This Week – June 4, 2016
This Week in Washington, D.C.
- ACG’s MACRA Tidbit for the Week
- AJG Series on Patient Experience Measures
The answer seems to be “yes,” at least for the beginning years of MIPS and APMs. Why?
ACG members participating in the modified fee for service option (MIPS) will find that the “Quality” score represents 50% of the total MIPS score in 2019 and 45% in 2020. From there, it decreases to 30%, but CMS can increase this percentage if ACG members are for some reason ineligible to meet other components (for example, not enough patients in “Resource Use”). Additionally, as proposed, approved alternative payment models (APMs) scores are also based on MIPS quality measures or quality measures comparable to MIPS. For ACOs, for example, the performance weight for “Quality” is 50% in 2019. Thus, your quality reporting activities will have a significant influence on your success in the new payment systems under MACRA, regardless of which payment model you choose.
We say “quality reporting” is king for MACRA….. not so much “quality”…. as ACG members are all too familiar with the fact that mandated quality reporting does not necessarily translate into improved quality of patient care. The good news is that Congress and CMS do recognize the value that registries such as GIQuIC have on quality improvement. Further, participation in quality improvement registries will help increase scores of other MIPS’ components, including “Advancing Care Information” (25% of total score) as well as the “Clinical Practice Improvement Activities” (15% of total score). Click here to learn more about signing your practice up for GIQuIC.
Please note that ACG does not endorse simply linking reimbursement to quality reporting. However, when policymakers mandate quality reporting as a condition to payment, it is ACG’s goal to minimize practice management burdens and protect GI reimbursement as much as possible. Participation in GIQuIC helps to meet this goal. Many ACG members are already participating in GIQuIC to help improve patient care as well as benchmark performance of individuals within the GI practice.
More on MACRA: ACG Hopes to Keep This Simple. We compiled a detailed overview for you, hopefully in a simplified fashion and in plain English. Read the summary and potential impact to GI: Making $ense of MACRA
Speaking of Quality Reporting: Have you checked out the AJG Series on Patient Experience Measures?
The ACG Practice Management Committee developed a paper on measuring satisfaction authored by Louis J. Wilson, MD, FACG (pictured to the left), Jay N. Yepuri, MD, and Richard E. Moses, MD. “The Advantages and Challenges of Measuring Patient Experience in Outpatient Clinical Practice,” is being published as a four-part series in the American Journal of Gastroenterology Red Section.
What’s the Connection to Quality Reporting in MACRA?

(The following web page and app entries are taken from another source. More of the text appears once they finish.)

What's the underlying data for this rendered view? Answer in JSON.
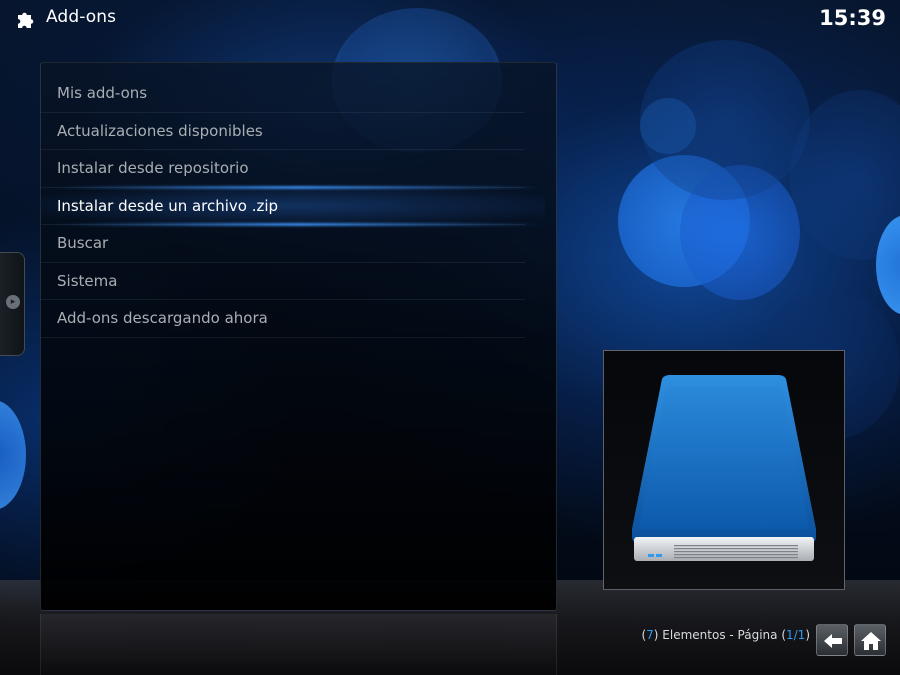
{
  "header": {
    "title": "Add-ons",
    "icon": "puzzle-piece-icon",
    "clock": "15:39"
  },
  "menu": {
    "items": [
      {
        "label": "Mis add-ons",
        "selected": false
      },
      {
        "label": "Actualizaciones disponibles",
        "selected": false
      },
      {
        "label": "Instalar desde repositorio",
        "selected": false
      },
      {
        "label": "Instalar desde un archivo .zip",
        "selected": true
      },
      {
        "label": "Buscar",
        "selected": false
      },
      {
        "label": "Sistema",
        "selected": false
      },
      {
        "label": "Add-ons descargando ahora",
        "selected": false
      }
    ]
  },
  "thumbnail": {
    "icon": "hard-drive-icon"
  },
  "footer": {
    "count": "7",
    "elements_label": "Elementos - Página",
    "page": "1/1",
    "back_icon": "back-arrow-icon",
    "home_icon": "home-icon"
  },
  "colors": {
    "accent": "#2e9bf0",
    "text_inactive": "#a9aeb3",
    "text_active": "#ffffff"
  }
}
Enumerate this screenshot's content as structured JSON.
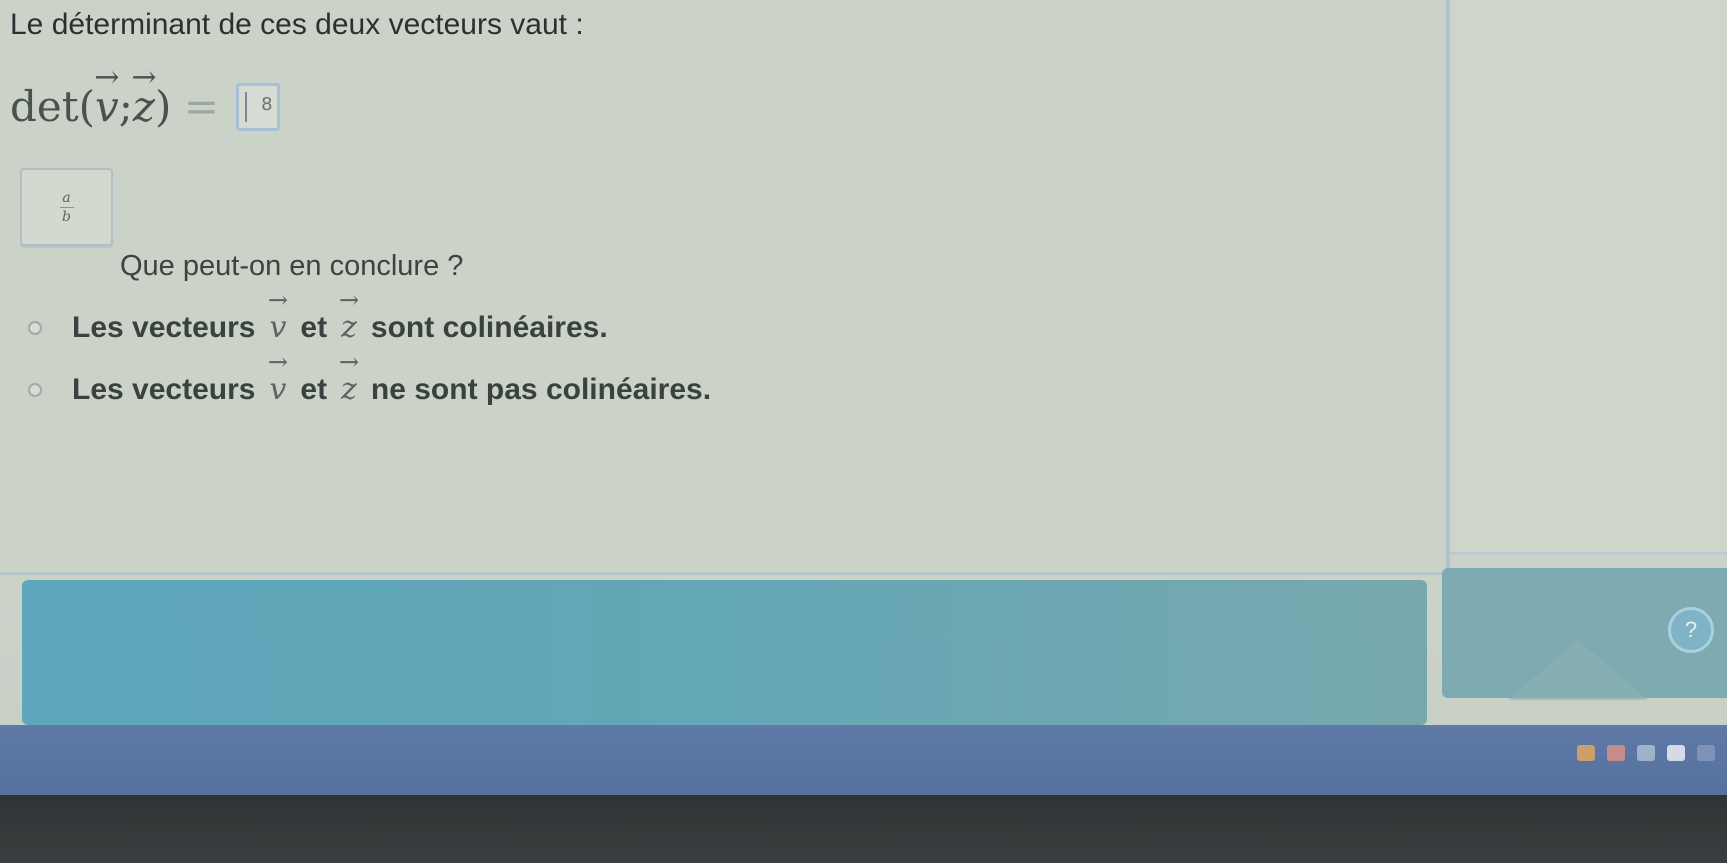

As currently proposed, MIPS will not require CAHPS surveys for individuals choosing to report MIPS quality measures collectively as a practice, or via the “group reporting” option. However, CMS proposes scoring incentives in the MIPS “Quality” component for those groups that do participate. CMS proposes to allow registered groups of two or more MIPS eligible clinicians to voluntarily elect to participate in CAHPS. This would fulfill one of the required “cross-cutting” or “patient experience” measure requirements, and additionally, CMS’ proposed scoring methodology would give bonus points for reporting CAHPS data. For more information, please read the summary and potential impact to GI.